I like to end the old year and start each new year by renewing my long-standing tradition and resolution to not take myself, my writing, or religion too seriously. For an outdoor writer, it's not that hard to do. I'll be the first to admit I enjoy my yob, and a great deal of that enjoyment comes from travel, recreation, fishing, researching and writing about it.
I'm not in it for the money. As far as pay goes for outdoor writers, it ain't very far; a long way from anything resembling just compensation.
A Michigan Tech professor once told me engineers aren't even allowed to use adjectives. I know people who make darn good money writing software manuals for Microsoft, but it would be like kicking bricks barefoot for me unless I was getting paid anesthesia-level megabucks to kill the pain of a yob I didn't like.
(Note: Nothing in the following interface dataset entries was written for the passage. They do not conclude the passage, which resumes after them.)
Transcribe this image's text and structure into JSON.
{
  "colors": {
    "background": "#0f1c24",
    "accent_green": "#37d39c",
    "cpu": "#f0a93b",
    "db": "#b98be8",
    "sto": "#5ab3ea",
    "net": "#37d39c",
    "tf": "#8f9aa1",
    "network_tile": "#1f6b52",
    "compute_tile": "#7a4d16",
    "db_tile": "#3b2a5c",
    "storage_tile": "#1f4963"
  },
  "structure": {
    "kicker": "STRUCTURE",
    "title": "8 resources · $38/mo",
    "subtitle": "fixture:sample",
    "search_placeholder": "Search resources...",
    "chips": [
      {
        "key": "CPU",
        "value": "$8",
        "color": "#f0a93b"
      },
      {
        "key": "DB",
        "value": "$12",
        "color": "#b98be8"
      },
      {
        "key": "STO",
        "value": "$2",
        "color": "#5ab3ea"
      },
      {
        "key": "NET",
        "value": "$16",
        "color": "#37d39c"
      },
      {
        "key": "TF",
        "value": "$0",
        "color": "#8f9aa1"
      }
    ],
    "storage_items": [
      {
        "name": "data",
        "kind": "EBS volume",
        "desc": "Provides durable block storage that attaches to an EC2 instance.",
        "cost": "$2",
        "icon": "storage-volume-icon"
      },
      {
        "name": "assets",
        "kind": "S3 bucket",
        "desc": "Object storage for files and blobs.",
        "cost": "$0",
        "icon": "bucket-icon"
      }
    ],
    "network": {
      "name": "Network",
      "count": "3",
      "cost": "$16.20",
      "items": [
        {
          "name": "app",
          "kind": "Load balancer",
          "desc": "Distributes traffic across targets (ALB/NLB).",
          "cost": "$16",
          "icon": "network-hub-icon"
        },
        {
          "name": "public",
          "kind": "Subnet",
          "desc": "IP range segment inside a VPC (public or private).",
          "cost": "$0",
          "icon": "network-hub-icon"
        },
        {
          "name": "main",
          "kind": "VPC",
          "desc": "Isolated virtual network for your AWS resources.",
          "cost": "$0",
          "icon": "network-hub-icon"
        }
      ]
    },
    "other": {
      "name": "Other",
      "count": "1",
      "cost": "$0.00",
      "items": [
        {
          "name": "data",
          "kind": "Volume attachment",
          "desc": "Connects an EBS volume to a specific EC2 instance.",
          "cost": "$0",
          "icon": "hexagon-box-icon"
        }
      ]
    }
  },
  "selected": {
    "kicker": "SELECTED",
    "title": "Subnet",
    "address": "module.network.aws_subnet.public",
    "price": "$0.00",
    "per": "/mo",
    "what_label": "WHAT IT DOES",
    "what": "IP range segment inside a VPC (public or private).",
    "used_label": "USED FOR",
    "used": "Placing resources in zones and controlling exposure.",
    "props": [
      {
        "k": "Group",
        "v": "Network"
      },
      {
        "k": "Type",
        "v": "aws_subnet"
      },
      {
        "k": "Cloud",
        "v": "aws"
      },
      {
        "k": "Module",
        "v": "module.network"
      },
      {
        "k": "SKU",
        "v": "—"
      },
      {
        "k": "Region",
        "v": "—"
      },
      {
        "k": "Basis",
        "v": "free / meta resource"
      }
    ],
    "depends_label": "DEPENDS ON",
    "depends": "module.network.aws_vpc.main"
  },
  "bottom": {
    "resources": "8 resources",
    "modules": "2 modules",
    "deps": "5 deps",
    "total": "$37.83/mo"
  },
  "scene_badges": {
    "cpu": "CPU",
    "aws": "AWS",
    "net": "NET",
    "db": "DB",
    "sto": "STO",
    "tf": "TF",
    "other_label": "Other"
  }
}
Fish stories are much more up my alley. They come with the territory and have long been the cornerstone of this profession.
Their very nature is rooted in good-natured exaggeration. For better or for worse, fish stories have become one of our most endearing, enduring forms of literature. Human beings have fished for as long as we've hunted and gathered, and the telling of those tales goes back to when Moby Dick was a minnow.
The Bible is fulla fish stories of biblical proportion. Most everybody knows Jesus wasn't just any fisherman, he performed miracles involving fish, and unlike the rest of us, didn't have to wait 'til lakes froze over to walk on water.
Living in a place as cool as the Keweenaw, I don't have to exaggerate that much. For openers, we can usually count on at least 200 inches of snow every year whether we want it or not. Lake Superior is a big lake, 300 miles long, 100 miles wide and 1,200 feet deep. It generates 30 billion tons of ice in a winter. With stats like that to start with, it's not hard to let the exaggeration run its course.
I have the pleasure of hanging with some world-class geezers, guys in their 80s and 90s who seem to enjoy the company of a young, impressionable 65-year old, especially when I'm buying. Our local color and culture provide a constant source of external stimuli, and if there's anything I like better than writing, it's recognizing when somebody is doing it for me and all I've gotta do is jot it down.
In many cases, weather conditions furnish the fodder. Like "the cricks were so low last summer, I caught a brookie with two ticks on it."
Or the water was so warm, the fish were half cooked when you reeled them in. Or it was so dry, the trees were whistling at the dogs and the cows were giving powdered milk.
It was so cold, he was shivering like a dog passing a peach pit.
A good fish story teeters on the brink of fact and fiction, swaying back and forth until the line becomes blurred. Most start out with at least a kernel of truth, and ramble along from there, with the teller bending, shaping, folding, spindling, mutilating and otherwise manipulating the details to suit his own porpoises and amuse his audience.
As Ed Zern, the legendary outdoor writer for Field & Stream observed, "Fishermen are born honest, but they get over it."
Lately I've been toying with the concept of fish stories in reverse, where big fish wimp out and lose weight instead of growing bigger and fighting harder every time you tell the story. Instead of embellishment and embroidery, you get it just the way it was. But it's much more fun dealing with a fish so big it left a hole in the water when I pulled it out
In other wildlife news, rumors that the CLK Wolves will disband with the U.S. Fish & Wildlife Service's delisting of gray wolves as an endangered species in Michigan are totally unfounded.
"You can't get ridda Cukie Hockey that easy," said WW&W wildlife correspondent and fan Paris Hiltunen, "besides, Wolves is just a nickname for Wolverines."
Upstairs in the Wolves Den at the Calumet Colosseum, she dangled a sprig of mistletoe over her head as casually as she dangles a participle or preposition, but this was a proposition I couldn't refuse.
From all the WW&W correspondents, celebrate safe and best fishes for a happy, healthy and prosperous New Year!
Jim can be reached 24/7/365 at jjunttila@ chartermi.net.